Large Cap Commentary – March 2012
The first quarter of 2012 has been a good one for investors. The Russell 1000® Growth Index was up approximately 14.7% and the S&P 500® Index increased to around 12.5%. More importantly, the average Argent Capital Large Cap client did much better than both indices. Good news all the way around.
Given the history of markets in the recent past, say the last ten years or so, it is not surprising that some are voicing skepticism about the sustainability of the first quarter’s upward path. The list of fears is long and some concerns are more valid than others. For instance, the U.S. budget deficit and continuing economic difficulties in Europe are two items that quickly come to mind.
While we do not seek to dismiss these concerns and the many others that are out there, we are also keenly aware that worries exist in any market. What seems to get missed in the discussion of these varying concerns is valuation; valuation does matter. It is a fundamental aspect to the investment process at Argent Capital. Valuation kept us out of many of the tech stocks in the late 1990s and today valuation keeps us enthused about the market.

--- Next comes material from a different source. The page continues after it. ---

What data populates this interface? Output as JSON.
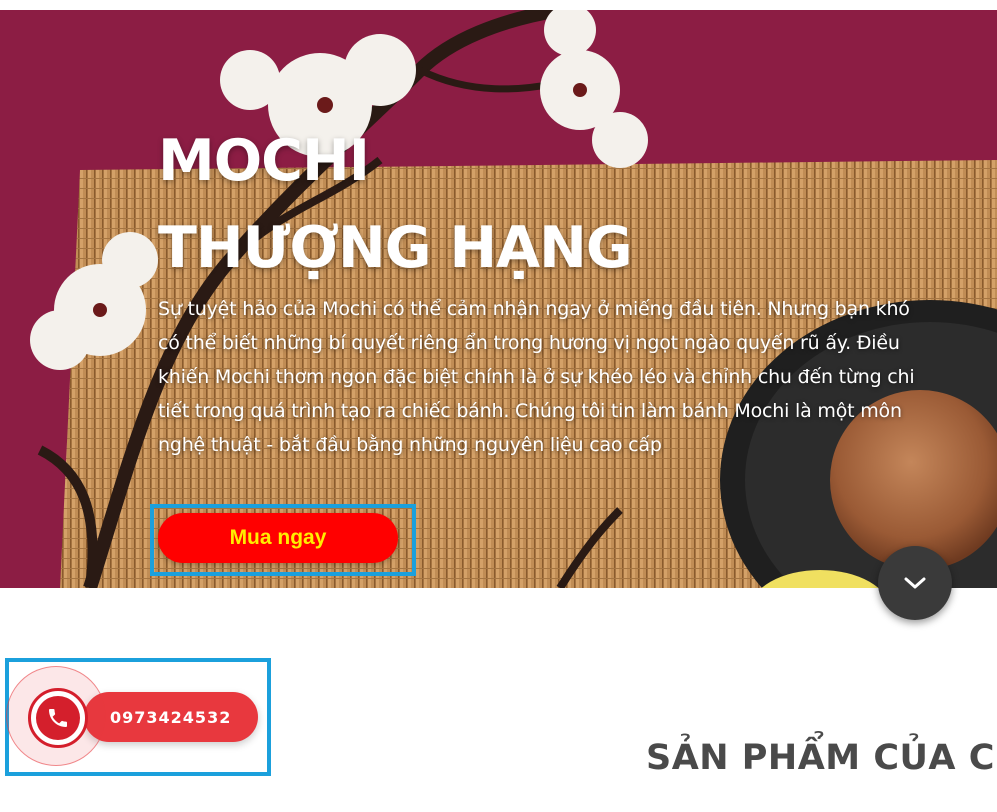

The chart below was used by JPMorgan in its summary of the first quarter of 2012. While the chart is busy, the information is noteworthy. Specifically, it points out that today’s investors are paying 13x forward earnings (PE ratio); in other words, $13 for every dollar of earnings twelve months out. That PE ratio compares to the prior peaks of 15.2x in 2007 and 25.6x in 2000. Meanwhile, the dividend yield for the market today is at 2.1% versus 1.8% in 2007 and 1.1% in 2000. Finally, the 10 year Treasury bond is yielding only 2.2% today. In 2007 it yielded 4.7% and in 2000 that yield was 6.2%. Thus, we have a much more attractive stock market valuation with higher dividend yields, and with the major alternative asset class – bonds – paying very uncompelling interest rates. On the surface this combination represents favorable odds for large cap equities.
As we move through April and into May we will go through first quarter earnings season, when the average publicly traded company releases its earnings and oftentimes provides an outlook for the quarters to come. With good valuation and a generally positive economic backdrop we look forward to the update. While it would not be surprising to see some back-sliding given recent gains, the general outlook is still positive.

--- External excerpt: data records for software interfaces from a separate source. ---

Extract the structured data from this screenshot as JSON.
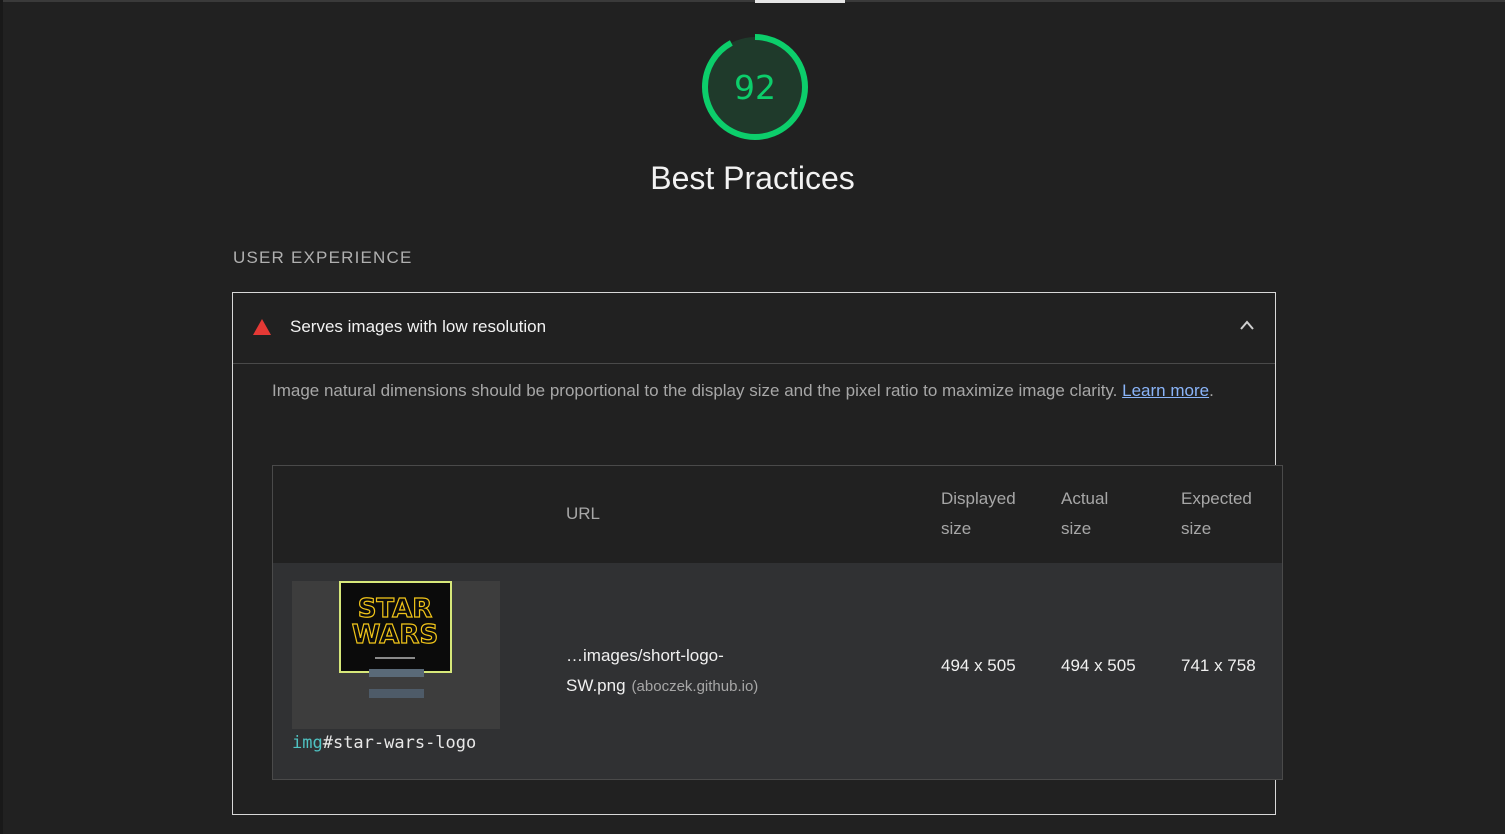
{
  "score": {
    "value": "92",
    "color": "#0cce6b",
    "fraction": 0.92
  },
  "category_title": "Best Practices",
  "group_title": "USER EXPERIENCE",
  "audit": {
    "icon": "warning-triangle-icon",
    "title": "Serves images with low resolution",
    "description": "Image natural dimensions should be proportional to the display size and the pixel ratio to maximize image clarity.",
    "learn_more": "Learn more",
    "learn_more_suffix": "."
  },
  "table": {
    "headers": {
      "url": "URL",
      "displayed": "Displayed size",
      "actual": "Actual size",
      "expected": "Expected size"
    },
    "rows": [
      {
        "node_tag": "img",
        "node_selector": "#star-wars-logo",
        "thumbnail_text": "STAR WARS",
        "url": "…images/short-logo-SW.png",
        "host": "(aboczek.github.io)",
        "displayed": "494 x 505",
        "actual": "494 x 505",
        "expected": "741 x 758"
      }
    ]
  }
}
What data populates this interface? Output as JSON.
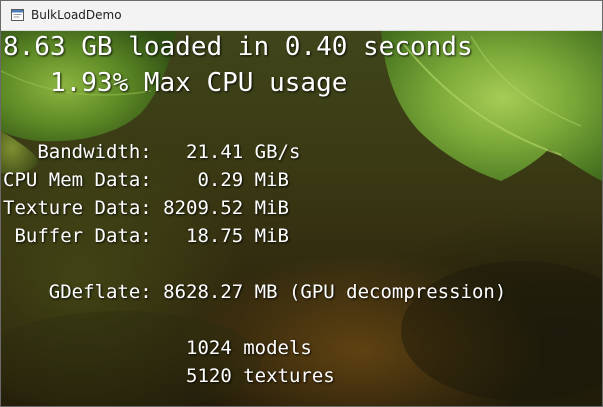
{
  "window": {
    "title": "BulkLoadDemo"
  },
  "hud": {
    "headline": "8.63 GB loaded in 0.40 seconds",
    "cpu_usage": "   1.93% Max CPU usage",
    "bandwidth": "   Bandwidth:   21.41 GB/s",
    "cpu_mem_data": "CPU Mem Data:    0.29 MiB",
    "texture_data": "Texture Data: 8209.52 MiB",
    "buffer_data": " Buffer Data:   18.75 MiB",
    "gdeflate": "    GDeflate: 8628.27 MB (GPU decompression)",
    "models": "                1024 models",
    "textures": "                5120 textures"
  },
  "icons": {
    "app_icon": "window-app-icon"
  },
  "colors": {
    "hud_text": "#ffffff",
    "titlebar_bg": "#f3f3f3",
    "leaf_green": "#7aa838"
  }
}
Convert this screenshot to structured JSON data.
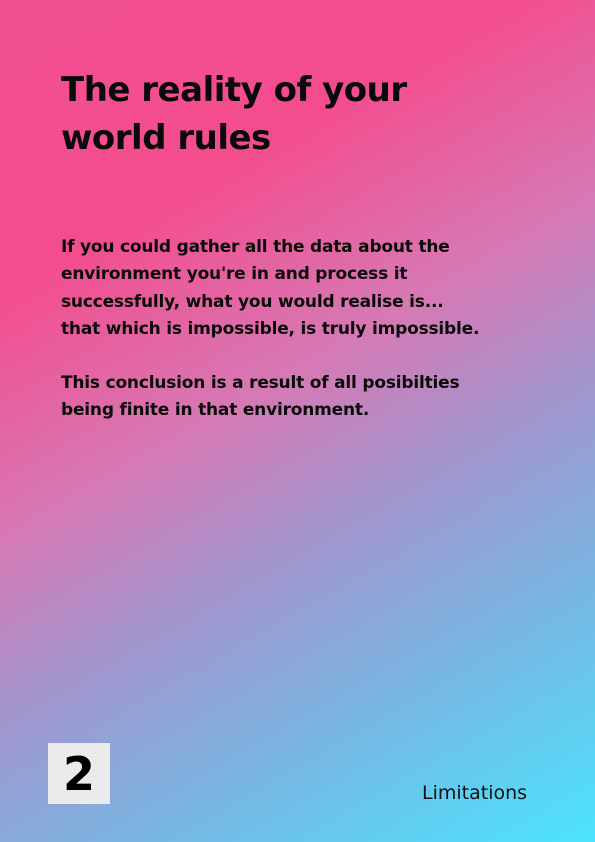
{
  "title": "The reality of your world rules",
  "paragraphs": [
    "If you could gather all the data about the environment you're in and process it successfully, what you would realise is... that which is impossible, is truly impossible.",
    "This conclusion is a result of all posibilties being finite in that environment."
  ],
  "footer": {
    "page_number": "2",
    "section_label": "Limitations"
  },
  "colors": {
    "gradient_start": "#f24f93",
    "gradient_end": "#4be4fe",
    "page_number_box": "#ebebeb",
    "text": "#0a0a0a"
  }
}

Senior Portfolio Manager
Views expressed herein represent the opinion of the portfolio manager as of the date above and are subject to change.